Definition of lacrosse in English:

lacrosse

noun

mass noun
  • A team game, originally played by North American Indians, in which the ball is thrown, carried, and caught with a long-handled stick having a curved L-shaped or triangular frame at one end with a piece of shallow netting in the angle.

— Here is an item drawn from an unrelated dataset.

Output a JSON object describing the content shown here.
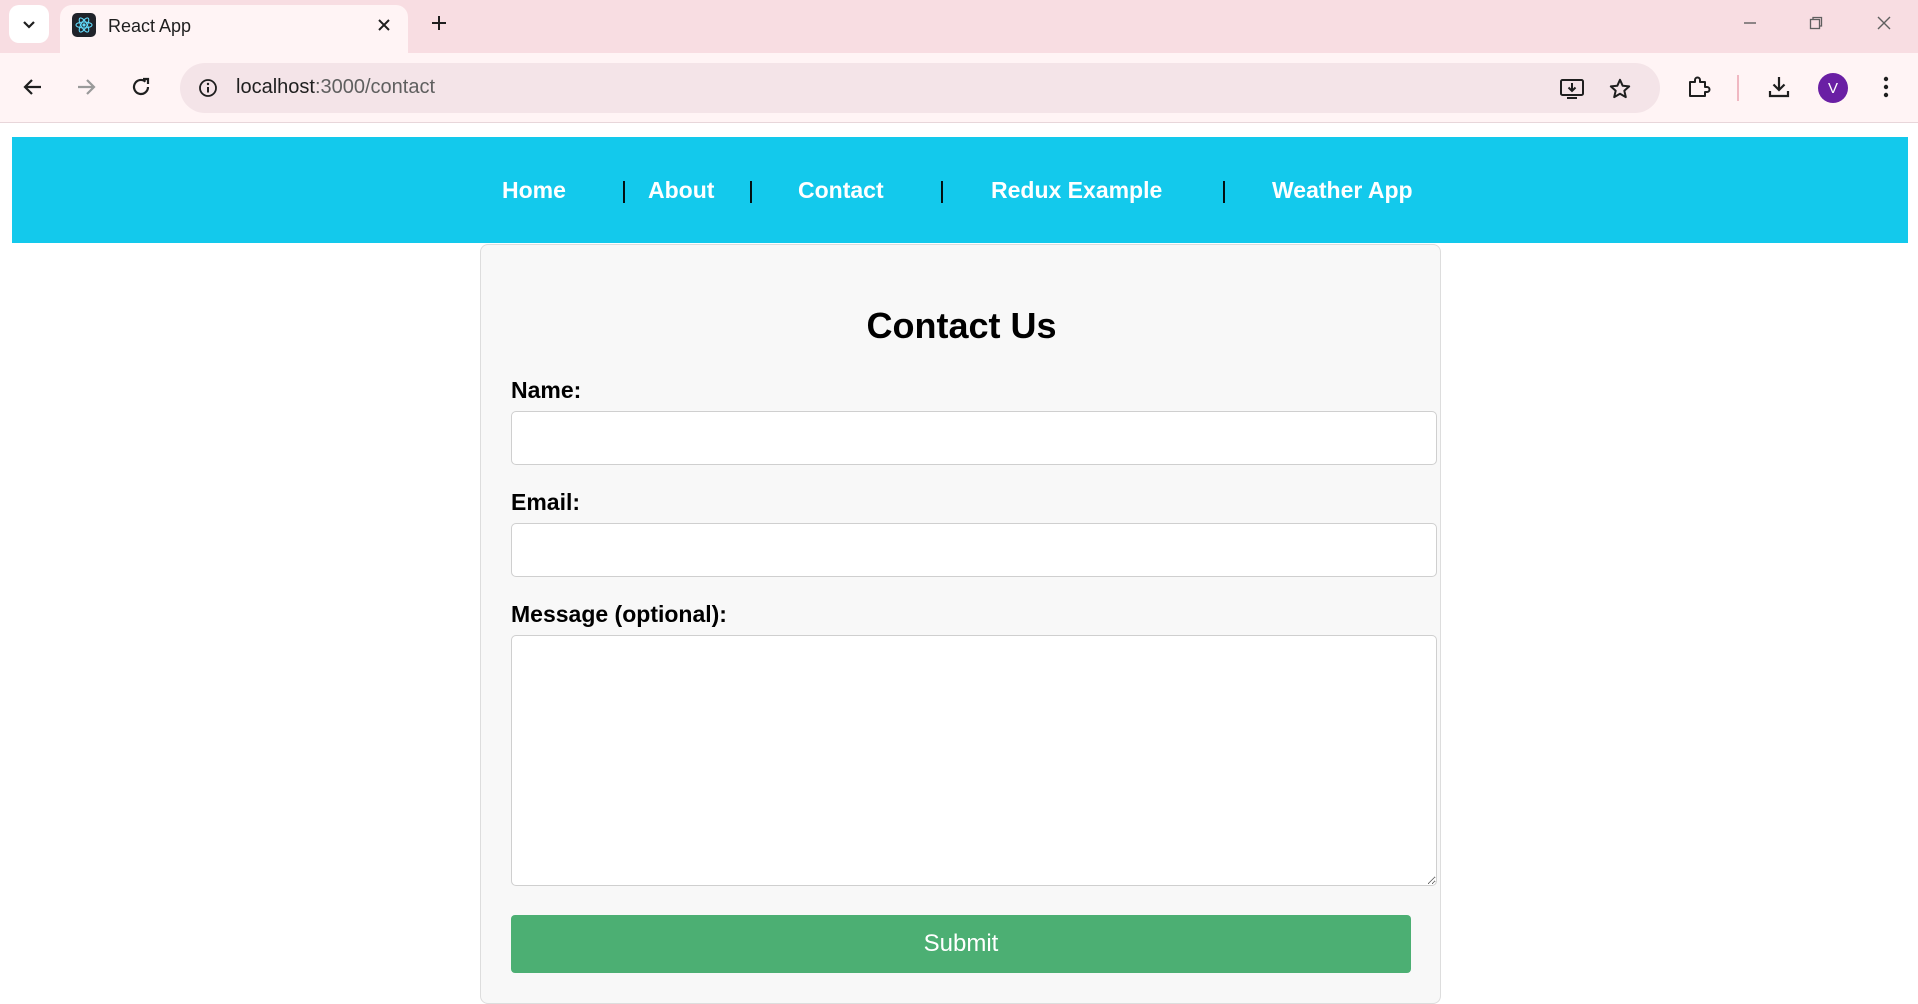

    • ‘The club, originally formed in 1872, hosts cricket, tennis, hockey, squash, racquet ball and lacrosse.’
    • ‘Now of course, this game wasn't called lacrosse by native Americans; they had all sorts of different names for it.’
    • ‘Even in indoor lacrosse they dress like hockey goalies, with a huge chest protector and huge gloves.’
    • ‘Why was the Duke lacrosse team allowed to play two games before its season was suspended?’
    • ‘For Georgie, 24, a keen sportswoman who has played both volleyball and lacrosse competitively, her new post also fulfils a dream.’
    • ‘A dozen Queen Margaret's School, Escrick, students have been selected for the county's hockey and lacrosse teams.’
    • ‘He told me once that he thought he was even better at lacrosse than at football.’
    • ‘In addition, he has been a volunteer coach for youth athletics in football, basketball and lacrosse.’
    • ‘Shinty, lacrosse and, my personal favourite, hockey, are all played and watched by large number of Scots every week.’
    • ‘For instance, how would Sir Alex have responded if the local lacrosse team had kicked his players off their training pitch?’
    • ‘The game has been called the king of one-horse sports and is described as a mix of polo and lacrosse.’
    • ‘I was more of a hockey, tennis and lacrosse person at school.’
    • ‘The ancient game of lacrosse has been hit by the soccer disease - violence.’
    • ‘She dons lots of Adidas and, whether playing lacrosse, tennis, soccer or hoops, she's always on the ball!’
    • ‘Even someone who has never played the game can find lacrosse quite entertaining.’
    • ‘And they perform far more skillfully in soccer, lacrosse and softball than they do in basketball.’
    • ‘We are playing some good lacrosse, but we are letting ourselves down by not competing for the full 80 minutes.’
    • ‘When I was at school and we played lacrosse, our teacher made a rule that only people not on the school team could score.’
    • ‘He was captain of his ski and lacrosse teams and senior-class president.’
    • ‘I coached football and lacrosse at State University of New York at Albany.’

Origin

Mid 19th century from French (le jeu de) la crosse ‘(the game of) the hooked stick’. Compare with crosse.

Pronunciation

lacrosse

/ləˈkrɒs/